Foundation returns to The Republik
Portland? It was amazing. The whole Pacific Northwest is so outdoorsy, but in a totally different way than Hawaii. So much plaid and beards, along with tons of carabiner keychains clipped on fitted jeans so nothing gets caught in bike spokes.
So much art — everyone is an artist or musician there — so much fantastic food, huge bike lanes and solar panels everywhere. The weather is soggy, too, so there is so much lush greenery. Evergreen trees (or “Christmas,” as Flash Hansen called them while he was there last weekend) are everywhere.
I must have happened on at least three food cart pods while exploring murals situated throughout southeast Portland.
I ate a macaroni and cheese pie with buttery, flaky crust that melted in my mouth.
I tried a fried peanut butter and jelly sandwich with bananas.
I ate poutin.
I got to see the studio of a self-proclaimed nerd who makes vintage suitcase boomboxes and sells them under the Case of Bass brand.
I got to have dinner with Chef Gregory Gourdet of sky-high trendy restaurant Departure and tons of other people who are on top of their game and appreciate a laid back, yet artsy bar you go to for amazing life experience conversations in between shots of whiskey.
That was my trip.
IT'S HARD not to compare Honolulu’s scene to other cities after traveling, and it’s a conversation I have with a lot of people. While there truly is no comparison, Honolulu is extremely unique in what works and what doesn't. And there are still a lot of us who feel like there is so much opportunity on Oahu.
While talking to Foundation's Jimmy Lee and Ramyt Islam recently about their show on Friday, Aug. 30, with Gabriel Sordo at The Republik, I discovered they shared my sentiments.
“I think we both miss the type of audience that the original NextDoor used to attract – an amalgam of people spanning all walks of life, but retaining somewhat of a refined quality,” Islam said. “It would be nice if we had a few outdoor and/or oceanfront clubs. I mean, we do live in Hawaii! Nothing touristy, just something proper.

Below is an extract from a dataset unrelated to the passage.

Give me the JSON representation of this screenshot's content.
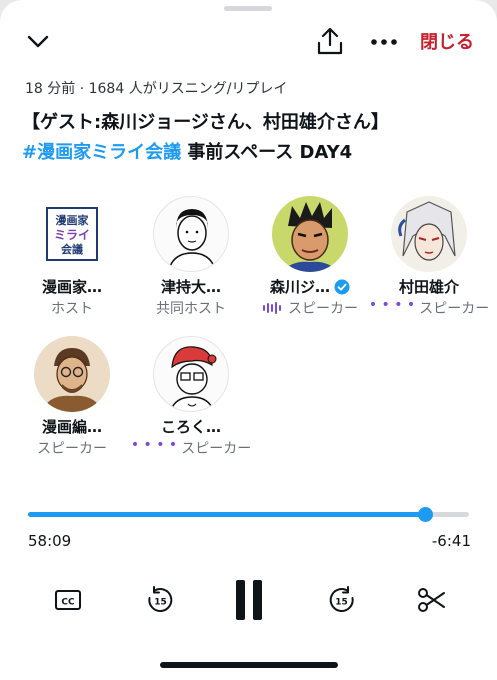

“But beyond that, I really do feel that something is missing in our scene here. I just can’t put my finger on exactly what it is, or how one would fix that problem. I just know we're missing ‘something’ every time I come back home from visiting other cities.”
“I think the way (the old) W Honolulu used to be is what’s missing now,” added Lee. “I would say (the Modern Honolulu's) lobby bar on a Friday or Saturday is about as close as you can get to that. There’s a definite demand for more spots that combine a refined crowd and a good atmosphere.”
"Hawaii doesn’t have a large nightlife crowd like other cities do, so I think it discourages club owners and promoters from taking too many risks,” Lee continued. “Money always seems to have the last say.”
The focus on the bottom line is why mainstream music will usually prevail in Honolulu. The good news for Foundation and other promoters is there are still many who appreciate the music and show up at events. The last Foundation party proved this, and this weekend at Safehouse should be no different.
“What we love about Gabriel is that he plays just the right balance of house music that will satisfy an audience of people that prefer the more traditional sound as well as those who want to hear the more cutting edge stuff.” Islam said.
After Honolulu, Sordo will head to Playa Del Carmen, where he'll spin at a nightclub owned by Rob Garza of Thievery Corporation.
Christa Wittmier has chronicled Honolulu nightlife since 2004. She is senior marketing director at Young's Market Co. of Hawaii and executive director of music for POW! WOW! Hawaii, and also helps promote the popular "Bacardi Pool Party" on Oahu. Contact her via e-mail or follow her on Twitter.